Dennis van den Ende at 13:03 on 24 Jun 2016

Very disappointed. The history and older chypering technica are interesting to know, but the only link to php where 3 links after the talk.
Also did the speaker anounce not to do it your self.

Dennis C. at 13:49 on 24 Jun 2016

For a talk of 45 minutes, spending 15 minutes on the history is quite long. Maybe for this conference it would have been cool to go in to phpencrypt a little more.

Scato Eggen at 16:15 on 24 Jun 2016

Good overview. I would've loved to hear more about the algorithms themselves, but maybe that's not for everyone.

Erik de Bos at 20:03 on 24 Jun 2016

Well structured talk with an interesting summary of historical basis and finishing off with enough about modern cyphers to whet the appetite, without going off the deep end.

Tom Lether at 21:09 on 24 Jun 2016

Great talk. Lot's of easy to understand information about a difficult subject! Many detailed explanations about the history and evolution of cryptography. Very interesting.

I enjoyed the talk, i also liked the amount of history in it as to know where we are going with cryptography we should no where we come from.

James Titcumb at 14:03 on 25 Jun 2016

Overall I though it was great. Lost me a little at some of the more mathematical illustrations, but the graphics did help improve my understanding. I thought it was a good balance of historic vs modern ciphers to be honest; it's important to have a solid understanding of these first, and not everyone does.

Very clear and technical talk about the history and present state of cryptography. All the way back to the ancient Substitution ciphers through the Caesar cipher and the workings of the Enigma Machine to the current methods used to encrypt/authenticate data. If you're interested in the theory of it all, this talk is very useful. But, as is said in the talk, if you do not know what you're doing, don't implement these things yourself, so there is no real practical knowledge transferred.

For me, I knew most of these ciphers and techniques, so there was no new information to gather ^^. However, it was a clear and structural explanation of the evolution and reasoning behind these techniques.

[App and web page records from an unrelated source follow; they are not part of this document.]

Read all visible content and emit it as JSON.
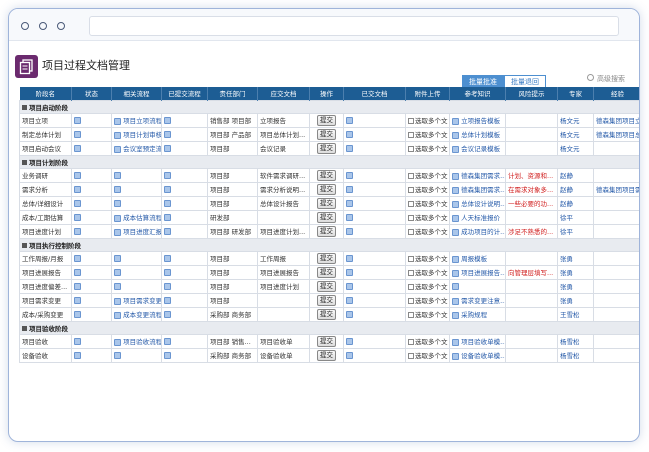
{
  "app": {
    "title": "项目过程文档管理",
    "icon": "document-stack-icon"
  },
  "toolbar": {
    "batch_approve": "批量批准",
    "batch_return": "批量退回",
    "search": "高级搜索"
  },
  "columns": [
    "阶段名",
    "状态",
    "相关流程",
    "已提交流程",
    "责任部门",
    "应交文档",
    "操作",
    "已交文档",
    "附件上传",
    "参考知识",
    "风险提示",
    "专家",
    "经验"
  ],
  "labels": {
    "submit": "提交",
    "select": "选取多个文"
  },
  "colors": {
    "header": "#1d5d94",
    "accent": "#4d8fd0",
    "app_icon": "#6b2a6e",
    "risk": "#d12020",
    "link": "#2459a8"
  },
  "sections": [
    {
      "phase": "项目启动阶段",
      "rows": [
        {
          "name": "项目立项",
          "flow": "项目立项流程",
          "dept": "销售部 项目部",
          "doc": "立项报告",
          "know": "立项报告模板",
          "risk": "",
          "expert": "杨文元",
          "exp": "德森集团项目立项"
        },
        {
          "name": "制定总体计划",
          "flow": "项目计划审核...",
          "dept": "项目部 产品部",
          "doc": "项目总体计划...",
          "know": "总体计划模板",
          "risk": "",
          "expert": "杨文元",
          "exp": "德森集团项目总体计"
        },
        {
          "name": "项目启动会议",
          "flow": "会议室预定流...",
          "dept": "项目部",
          "doc": "会议记录",
          "know": "会议记录模板",
          "risk": "",
          "expert": "杨文元",
          "exp": ""
        }
      ]
    },
    {
      "phase": "项目计划阶段",
      "rows": [
        {
          "name": "业务调研",
          "flow": "",
          "dept": "项目部",
          "doc": "软件需求调研...",
          "know": "德森集团需求...",
          "risk": "计划、资源和...",
          "expert": "赵静",
          "exp": ""
        },
        {
          "name": "需求分析",
          "flow": "",
          "dept": "项目部",
          "doc": "需求分析说明...",
          "know": "德森集团需求...",
          "risk": "在需求对象多...",
          "expert": "赵静",
          "exp": "德森集团项目需求分"
        },
        {
          "name": "总体/详细设计",
          "flow": "",
          "dept": "项目部",
          "doc": "总体设计报告",
          "know": "总体设计说明...",
          "risk": "一些必要的功...",
          "expert": "赵静",
          "exp": ""
        },
        {
          "name": "成本/工期估算",
          "flow": "成本估算流程",
          "dept": "研发部",
          "doc": "",
          "know": "人天标准报价",
          "risk": "",
          "expert": "徐平",
          "exp": ""
        },
        {
          "name": "项目进度计划",
          "flow": "项目进度汇报...",
          "dept": "项目部 研发部",
          "doc": "项目进度计划...",
          "know": "成功项目的计...",
          "risk": "涉足不熟悉的...",
          "expert": "徐平",
          "exp": ""
        }
      ]
    },
    {
      "phase": "项目执行控制阶段",
      "rows": [
        {
          "name": "工作周报/月报",
          "flow": "",
          "dept": "项目部",
          "doc": "工作周报",
          "know": "周报模板",
          "risk": "",
          "expert": "张勇",
          "exp": ""
        },
        {
          "name": "项目进展报告",
          "flow": "",
          "dept": "项目部",
          "doc": "项目进展报告",
          "know": "项目进展报告...",
          "risk": "向管理层填写...",
          "expert": "张勇",
          "exp": ""
        },
        {
          "name": "项目进度偏差...",
          "flow": "",
          "dept": "项目部",
          "doc": "项目进度计划",
          "know": "",
          "risk": "",
          "expert": "张勇",
          "exp": ""
        },
        {
          "name": "项目需求变更",
          "flow": "项目需求变更...",
          "dept": "项目部",
          "doc": "",
          "know": "需求变更注意...",
          "risk": "",
          "expert": "张勇",
          "exp": ""
        },
        {
          "name": "成本/采购变更",
          "flow": "成本变更流程",
          "dept": "采购部 商务部",
          "doc": "",
          "know": "采购规程",
          "risk": "",
          "expert": "王雪松",
          "exp": ""
        }
      ]
    },
    {
      "phase": "项目验收阶段",
      "rows": [
        {
          "name": "项目验收",
          "flow": "项目验收流程",
          "dept": "项目部 销售...",
          "doc": "项目验收单",
          "know": "项目验收单模...",
          "risk": "",
          "expert": "杨雪松",
          "exp": ""
        },
        {
          "name": "设备验收",
          "flow": "",
          "dept": "采购部 商务部",
          "doc": "设备验收单",
          "know": "设备验收单模...",
          "risk": "",
          "expert": "杨雪松",
          "exp": ""
        }
      ]
    }
  ]
}
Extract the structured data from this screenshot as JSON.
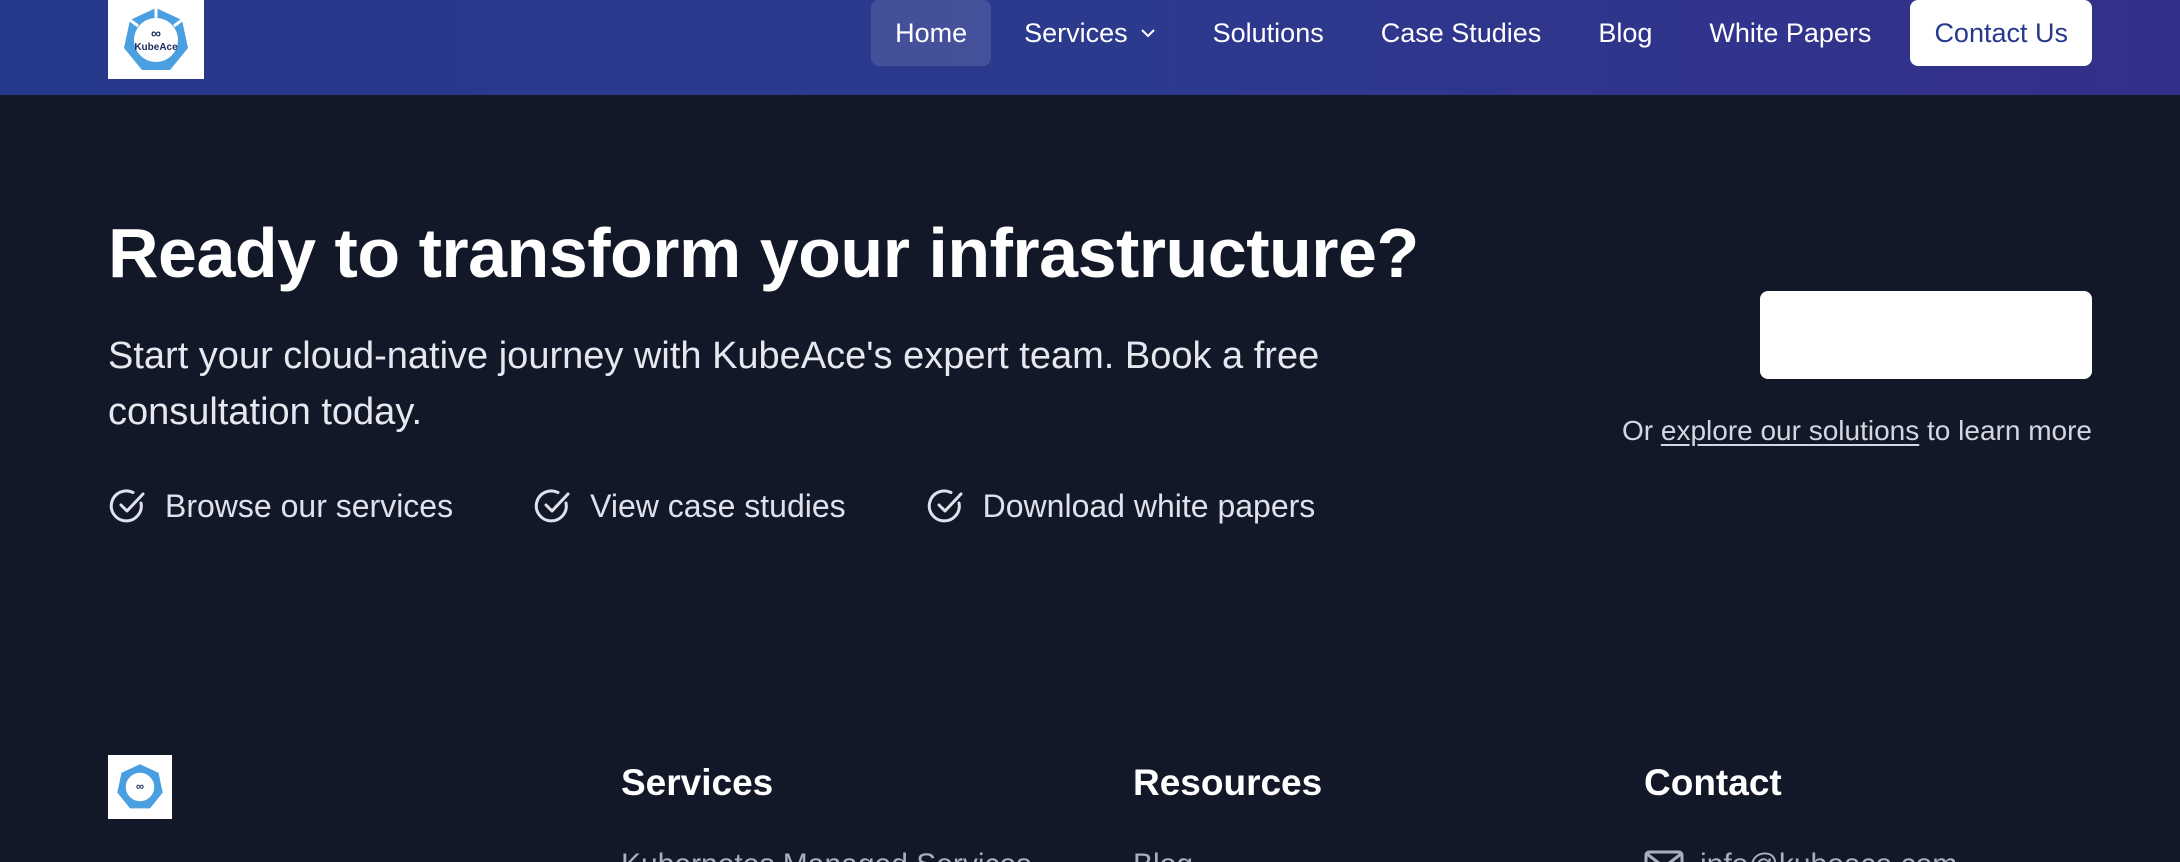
{
  "nav": {
    "logo_text": "KubeAce",
    "items": [
      {
        "label": "Home",
        "active": true
      },
      {
        "label": "Services",
        "has_dropdown": true
      },
      {
        "label": "Solutions"
      },
      {
        "label": "Case Studies"
      },
      {
        "label": "Blog"
      },
      {
        "label": "White Papers"
      }
    ],
    "contact_label": "Contact Us"
  },
  "hero": {
    "title": "Ready to transform your infrastructure?",
    "subtitle": "Start your cloud-native journey with KubeAce's expert team. Book a free consultation today.",
    "checks": [
      "Browse our services",
      "View case studies",
      "Download white papers"
    ],
    "explore_prefix": "Or ",
    "explore_link": "explore our solutions",
    "explore_suffix": " to learn more"
  },
  "footer": {
    "columns": [
      {
        "heading": "Services",
        "first_item": "Kubernetes Managed Services"
      },
      {
        "heading": "Resources",
        "first_item": "Blog"
      },
      {
        "heading": "Contact",
        "first_item": "info@kubeace.com"
      }
    ]
  },
  "colors": {
    "nav_start": "#26388a",
    "nav_end": "#33308a",
    "page_bg": "#131828",
    "accent": "#27398c",
    "logo_blue": "#4a9fe0"
  },
  "icons": {
    "check": "check-circle-icon",
    "chevron": "chevron-down-icon",
    "mail": "mail-icon",
    "logo": "kubeace-logo-icon"
  }
}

And because I knew these techniques from before and haven't had much to do with them for the last few years, I was able to notice that his explanation made sense, and made me remember my colleges about these subjects (may be a bit mathematical for most tho maybe ;))

Nevertheless, great talk!

Mark Redeman at 12:29 on 27 Jun 2016

This is a nice subject but really hard to explain.
By adding a bit of history you made it more approachable. I liked the examples that you used, but I did get a little lost with your first diagram.
I think it would benefit if you added some animations illustrating the behavior of an algorithm or added some extra slides explaining the symbols used in the diagrams. (I personally got distracted trying to understand the diagram of the A5/1 implementation and as a consequence didn't pay attention to what you were saying)

Though I personally liked seeing a bit of math, I think you should skip the notation and just show a simple example of how the equations are used.

Good speaker, excellent content. Too bad there wasn't enough time to go in deeper. Not trying to force PHP in the mix felt like a breath of fresh air to me! Keep it up!

Loved the history of ciphers and how some of them were compromised.
However, I missed some more insight in which are supported in (vanilla) PHP today and which are trustworthy.